Extracted data entries
= Beginning of Section =

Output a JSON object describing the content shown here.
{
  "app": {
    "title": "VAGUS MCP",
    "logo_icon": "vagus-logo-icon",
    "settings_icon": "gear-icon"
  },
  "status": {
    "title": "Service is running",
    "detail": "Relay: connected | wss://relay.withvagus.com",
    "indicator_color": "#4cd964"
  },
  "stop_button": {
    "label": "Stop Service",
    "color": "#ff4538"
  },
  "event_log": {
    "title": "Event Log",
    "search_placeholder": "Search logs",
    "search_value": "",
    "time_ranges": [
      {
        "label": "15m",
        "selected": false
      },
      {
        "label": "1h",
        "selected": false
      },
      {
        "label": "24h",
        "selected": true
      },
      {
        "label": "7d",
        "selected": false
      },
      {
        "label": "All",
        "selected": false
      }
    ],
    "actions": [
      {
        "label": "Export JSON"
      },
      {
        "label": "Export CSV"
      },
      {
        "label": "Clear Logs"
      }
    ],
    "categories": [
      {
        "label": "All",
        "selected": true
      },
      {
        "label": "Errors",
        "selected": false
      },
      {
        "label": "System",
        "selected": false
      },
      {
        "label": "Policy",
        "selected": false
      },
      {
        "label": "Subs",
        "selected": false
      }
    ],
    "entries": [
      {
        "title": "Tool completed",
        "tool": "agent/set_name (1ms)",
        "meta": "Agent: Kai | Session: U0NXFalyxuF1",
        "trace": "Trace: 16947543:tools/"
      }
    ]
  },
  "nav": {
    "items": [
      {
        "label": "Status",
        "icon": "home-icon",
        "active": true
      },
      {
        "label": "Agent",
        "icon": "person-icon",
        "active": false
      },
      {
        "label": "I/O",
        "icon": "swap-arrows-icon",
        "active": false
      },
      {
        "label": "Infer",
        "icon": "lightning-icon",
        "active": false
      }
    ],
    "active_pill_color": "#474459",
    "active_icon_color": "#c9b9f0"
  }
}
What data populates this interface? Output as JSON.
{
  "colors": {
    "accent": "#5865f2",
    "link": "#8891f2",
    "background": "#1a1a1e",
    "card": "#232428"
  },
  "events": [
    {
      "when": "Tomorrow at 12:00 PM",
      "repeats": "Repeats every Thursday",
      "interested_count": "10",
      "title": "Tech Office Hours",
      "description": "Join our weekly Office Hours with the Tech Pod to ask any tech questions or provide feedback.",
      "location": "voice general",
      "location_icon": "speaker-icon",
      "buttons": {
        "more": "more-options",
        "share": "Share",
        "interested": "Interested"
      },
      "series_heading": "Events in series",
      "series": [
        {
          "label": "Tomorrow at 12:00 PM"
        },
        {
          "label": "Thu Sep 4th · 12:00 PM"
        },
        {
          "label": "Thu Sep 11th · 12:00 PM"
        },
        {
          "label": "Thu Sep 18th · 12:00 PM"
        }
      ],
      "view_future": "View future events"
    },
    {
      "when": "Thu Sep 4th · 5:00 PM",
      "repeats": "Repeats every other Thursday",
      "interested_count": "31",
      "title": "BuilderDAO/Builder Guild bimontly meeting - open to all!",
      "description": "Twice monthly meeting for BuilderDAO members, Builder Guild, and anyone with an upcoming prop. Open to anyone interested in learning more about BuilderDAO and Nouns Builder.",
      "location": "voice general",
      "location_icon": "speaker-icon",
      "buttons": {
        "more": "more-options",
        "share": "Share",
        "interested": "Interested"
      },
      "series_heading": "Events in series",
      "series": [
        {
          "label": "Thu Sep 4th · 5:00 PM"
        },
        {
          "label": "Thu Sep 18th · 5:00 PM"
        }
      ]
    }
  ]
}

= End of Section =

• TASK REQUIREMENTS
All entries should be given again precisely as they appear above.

• ANSWER BELOW
Output a JSON object describing the content shown here.
{
  "app": {
    "title": "VAGUS MCP",
    "logo_icon": "vagus-logo-icon",
    "settings_icon": "gear-icon"
  },
  "status": {
    "title": "Service is running",
    "detail": "Relay: connected | wss://relay.withvagus.com",
    "indicator_color": "#4cd964"
  },
  "stop_button": {
    "label": "Stop Service",
    "color": "#ff4538"
  },
  "event_log": {
    "title": "Event Log",
    "search_placeholder": "Search logs",
    "search_value": "",
    "time_ranges": [
      {
        "label": "15m",
        "selected": false
      },
      {
        "label": "1h",
        "selected": false
      },
      {
        "label": "24h",
        "selected": true
      },
      {
        "label": "7d",
        "selected": false
      },
      {
        "label": "All",
        "selected": false
      }
    ],
    "actions": [
      {
        "label": "Export JSON"
      },
      {
        "label": "Export CSV"
      },
      {
        "label": "Clear Logs"
      }
    ],
    "categories": [
      {
        "label": "All",
        "selected": true
      },
      {
        "label": "Errors",
        "selected": false
      },
      {
        "label": "System",
        "selected": false
      },
      {
        "label": "Policy",
        "selected": false
      },
      {
        "label": "Subs",
        "selected": false
      }
    ],
    "entries": [
      {
        "title": "Tool completed",
        "tool": "agent/set_name (1ms)",
        "meta": "Agent: Kai | Session: U0NXFalyxuF1",
        "trace": "Trace: 16947543:tools/"
      }
    ]
  },
  "nav": {
    "items": [
      {
        "label": "Status",
        "icon": "home-icon",
        "active": true
      },
      {
        "label": "Agent",
        "icon": "person-icon",
        "active": false
      },
      {
        "label": "I/O",
        "icon": "swap-arrows-icon",
        "active": false
      },
      {
        "label": "Infer",
        "icon": "lightning-icon",
        "active": false
      }
    ],
    "active_pill_color": "#474459",
    "active_icon_color": "#c9b9f0"
  }
}
What data populates this interface? Output as JSON.
{
  "colors": {
    "accent": "#5865f2",
    "link": "#8891f2",
    "background": "#1a1a1e",
    "card": "#232428"
  },
  "events": [
    {
      "when": "Tomorrow at 12:00 PM",
      "repeats": "Repeats every Thursday",
      "interested_count": "10",
      "title": "Tech Office Hours",
      "description": "Join our weekly Office Hours with the Tech Pod to ask any tech questions or provide feedback.",
      "location": "voice general",
      "location_icon": "speaker-icon",
      "buttons": {
        "more": "more-options",
        "share": "Share",
        "interested": "Interested"
      },
      "series_heading": "Events in series",
      "series": [
        {
          "label": "Tomorrow at 12:00 PM"
        },
        {
          "label": "Thu Sep 4th · 12:00 PM"
        },
        {
          "label": "Thu Sep 11th · 12:00 PM"
        },
        {
          "label": "Thu Sep 18th · 12:00 PM"
        }
      ],
      "view_future": "View future events"
    },
    {
      "when": "Thu Sep 4th · 5:00 PM",
      "repeats": "Repeats every other Thursday",
      "interested_count": "31",
      "title": "BuilderDAO/Builder Guild bimontly meeting - open to all!",
      "description": "Twice monthly meeting for BuilderDAO members, Builder Guild, and anyone with an upcoming prop. Open to anyone interested in learning more about BuilderDAO and Nouns Builder.",
      "location": "voice general",
      "location_icon": "speaker-icon",
      "buttons": {
        "more": "more-options",
        "share": "Share",
        "interested": "Interested"
      },
      "series_heading": "Events in series",
      "series": [
        {
          "label": "Thu Sep 4th · 5:00 PM"
        },
        {
          "label": "Thu Sep 18th · 5:00 PM"
        }
      ]
    }
  ]
}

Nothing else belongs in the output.